Western Egyptologists are usually disguising the ancient Egyptian religion as polytheist in order to make Judaism-Christianity appear to be an innovation, unrelated to (Black) Africa. Moustafa Gadalla makes it clear that all neteru (so-called goddesses and gods; the Western "nature" having been derived from that term) were considered to be facets of the very same and only God. In a way, the ancient Egyptian religion is even more monotheist than Western concepts. Even rather pantheist (everything being part of that one God).

The book provides the real Egyptian names of these neteru, next to their Greek-Western corruptions. Beware though, that the former are only approximations, as no vowels were used in the old Egyptian language and about every Egypt/Africacentered book provides other variations. The book provides the information of how these neteru are to be projected metaphorically onto us humans. Also, one or the other expression of every day Western life gets revealed with its ancient Egyptian origin. For example, why we "have guts" or a spine or why cats have nine lives. Intriguing, how much of ancient Egypt is still influencing the global age.

This is an introduction into the Egyptian divinities only. Some of the chosen 80 neteru are covered for a few pages, others are only hastily described, some merely mentioned. I have given 5 stars for this 2001 booklet of some 100 text pages, in contrast to 4 and 3 stars for other ones by Moustafa Gadalla, Egyptian Romany: The Essence of Hispania and Exiled Egyptians: The Heart of Africa, though the latter two reveal more, which is much less revealed by others already and written in a more fascinating manner. However, I do not have to make any necessary subtractions for "Egyptian Divinities" and the latter seems perfect for that what it is.
I purchased a number of books by Moustafa Gadalla including this one. While I enjoyed reading them, I don't think that the assertions he makes qualify as proof.
As a scientist, Mr. Gadalla should know that the only absolute in science is data you can measure and results you can verify. Everything else is just theory that fits the data. But just because a theory fits the data does not mean that the theory is truth; it just means we have yet to find any conflicting data. All of the data present here, of course, fully supports Mr. Gadalla's theories.

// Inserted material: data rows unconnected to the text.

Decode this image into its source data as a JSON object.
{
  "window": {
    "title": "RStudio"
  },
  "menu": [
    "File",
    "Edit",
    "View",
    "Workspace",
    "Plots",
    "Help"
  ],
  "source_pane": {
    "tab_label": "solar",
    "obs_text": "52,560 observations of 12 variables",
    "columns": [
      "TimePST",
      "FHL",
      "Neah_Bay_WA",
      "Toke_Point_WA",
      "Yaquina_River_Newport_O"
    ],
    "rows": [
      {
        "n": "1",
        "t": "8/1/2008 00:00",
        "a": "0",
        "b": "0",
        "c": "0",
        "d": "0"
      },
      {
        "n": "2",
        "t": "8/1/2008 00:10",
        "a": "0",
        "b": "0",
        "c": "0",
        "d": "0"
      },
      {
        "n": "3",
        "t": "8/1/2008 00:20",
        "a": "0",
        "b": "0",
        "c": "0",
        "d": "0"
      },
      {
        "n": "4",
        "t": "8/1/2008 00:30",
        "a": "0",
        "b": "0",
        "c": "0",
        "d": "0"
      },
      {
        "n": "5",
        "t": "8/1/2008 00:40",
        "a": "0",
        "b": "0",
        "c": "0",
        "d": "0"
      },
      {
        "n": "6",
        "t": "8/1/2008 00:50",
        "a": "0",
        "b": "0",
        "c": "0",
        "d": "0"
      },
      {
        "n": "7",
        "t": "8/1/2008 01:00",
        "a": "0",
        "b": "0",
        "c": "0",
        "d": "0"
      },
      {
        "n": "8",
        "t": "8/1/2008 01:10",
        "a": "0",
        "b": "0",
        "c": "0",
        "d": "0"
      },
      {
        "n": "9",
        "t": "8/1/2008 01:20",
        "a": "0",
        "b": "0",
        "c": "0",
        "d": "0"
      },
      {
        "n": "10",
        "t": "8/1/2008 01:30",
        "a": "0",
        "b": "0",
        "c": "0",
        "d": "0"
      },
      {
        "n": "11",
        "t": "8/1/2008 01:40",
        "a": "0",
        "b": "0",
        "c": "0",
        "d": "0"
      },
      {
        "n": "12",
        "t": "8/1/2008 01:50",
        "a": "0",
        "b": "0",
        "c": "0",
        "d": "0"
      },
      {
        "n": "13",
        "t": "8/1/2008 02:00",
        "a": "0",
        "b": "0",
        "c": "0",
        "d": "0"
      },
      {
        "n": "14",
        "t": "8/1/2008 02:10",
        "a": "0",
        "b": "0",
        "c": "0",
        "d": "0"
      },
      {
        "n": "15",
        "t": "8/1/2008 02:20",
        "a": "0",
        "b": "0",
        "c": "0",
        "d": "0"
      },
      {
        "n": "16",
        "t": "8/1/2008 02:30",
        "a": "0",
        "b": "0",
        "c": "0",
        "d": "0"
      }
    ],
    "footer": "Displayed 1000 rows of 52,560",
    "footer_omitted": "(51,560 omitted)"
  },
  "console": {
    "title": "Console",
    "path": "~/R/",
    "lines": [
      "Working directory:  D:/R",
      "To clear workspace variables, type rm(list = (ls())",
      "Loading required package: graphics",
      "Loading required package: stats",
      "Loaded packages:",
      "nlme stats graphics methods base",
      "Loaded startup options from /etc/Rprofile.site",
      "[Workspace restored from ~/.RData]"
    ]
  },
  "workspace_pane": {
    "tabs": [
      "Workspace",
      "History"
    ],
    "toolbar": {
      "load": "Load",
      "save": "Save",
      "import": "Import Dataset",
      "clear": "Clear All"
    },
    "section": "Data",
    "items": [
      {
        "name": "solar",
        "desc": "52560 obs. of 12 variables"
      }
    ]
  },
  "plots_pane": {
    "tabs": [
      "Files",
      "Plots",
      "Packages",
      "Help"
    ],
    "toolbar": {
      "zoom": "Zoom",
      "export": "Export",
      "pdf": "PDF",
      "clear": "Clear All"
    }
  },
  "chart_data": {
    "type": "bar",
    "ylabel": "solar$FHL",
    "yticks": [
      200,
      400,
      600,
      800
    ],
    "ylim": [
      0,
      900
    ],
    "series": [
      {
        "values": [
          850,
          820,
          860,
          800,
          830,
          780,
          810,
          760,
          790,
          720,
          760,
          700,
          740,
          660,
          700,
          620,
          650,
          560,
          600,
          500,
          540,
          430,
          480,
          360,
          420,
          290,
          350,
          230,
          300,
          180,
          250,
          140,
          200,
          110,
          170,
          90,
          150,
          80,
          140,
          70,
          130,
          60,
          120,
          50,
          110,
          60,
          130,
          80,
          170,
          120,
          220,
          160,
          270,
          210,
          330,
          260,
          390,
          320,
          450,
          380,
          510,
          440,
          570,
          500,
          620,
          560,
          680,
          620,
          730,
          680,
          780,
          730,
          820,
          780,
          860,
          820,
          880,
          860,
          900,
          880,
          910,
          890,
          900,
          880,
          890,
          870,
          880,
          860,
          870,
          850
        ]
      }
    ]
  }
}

To me, this book contains some intriguiing theories that appear to fit the historical data, but I would like to hear from a professional Egyptologist who might be able to present conflicting evidence before I make a decision.